DATASET
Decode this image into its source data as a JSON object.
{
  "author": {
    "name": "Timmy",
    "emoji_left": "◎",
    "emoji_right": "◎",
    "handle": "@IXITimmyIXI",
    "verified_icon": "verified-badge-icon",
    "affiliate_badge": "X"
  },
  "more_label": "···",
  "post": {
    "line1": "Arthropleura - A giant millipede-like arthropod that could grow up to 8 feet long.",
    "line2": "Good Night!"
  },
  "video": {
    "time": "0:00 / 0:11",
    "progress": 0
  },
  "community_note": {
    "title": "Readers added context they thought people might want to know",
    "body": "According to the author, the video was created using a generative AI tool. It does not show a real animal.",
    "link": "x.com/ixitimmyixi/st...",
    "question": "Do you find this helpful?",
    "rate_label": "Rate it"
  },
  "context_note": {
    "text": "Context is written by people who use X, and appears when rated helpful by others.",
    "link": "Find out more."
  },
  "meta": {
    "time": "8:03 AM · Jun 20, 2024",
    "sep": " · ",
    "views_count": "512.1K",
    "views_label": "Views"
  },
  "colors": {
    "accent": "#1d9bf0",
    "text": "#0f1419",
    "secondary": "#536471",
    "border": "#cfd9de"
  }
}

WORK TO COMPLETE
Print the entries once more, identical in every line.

EXPECTED ANSWER
Decode this image into its source data as a JSON object.
{
  "author": {
    "name": "Timmy",
    "emoji_left": "◎",
    "emoji_right": "◎",
    "handle": "@IXITimmyIXI",
    "verified_icon": "verified-badge-icon",
    "affiliate_badge": "X"
  },
  "more_label": "···",
  "post": {
    "line1": "Arthropleura - A giant millipede-like arthropod that could grow up to 8 feet long.",
    "line2": "Good Night!"
  },
  "video": {
    "time": "0:00 / 0:11",
    "progress": 0
  },
  "community_note": {
    "title": "Readers added context they thought people might want to know",
    "body": "According to the author, the video was created using a generative AI tool. It does not show a real animal.",
    "link": "x.com/ixitimmyixi/st...",
    "question": "Do you find this helpful?",
    "rate_label": "Rate it"
  },
  "context_note": {
    "text": "Context is written by people who use X, and appears when rated helpful by others.",
    "link": "Find out more."
  },
  "meta": {
    "time": "8:03 AM · Jun 20, 2024",
    "sep": " · ",
    "views_count": "512.1K",
    "views_label": "Views"
  },
  "colors": {
    "accent": "#1d9bf0",
    "text": "#0f1419",
    "secondary": "#536471",
    "border": "#cfd9de"
  }
}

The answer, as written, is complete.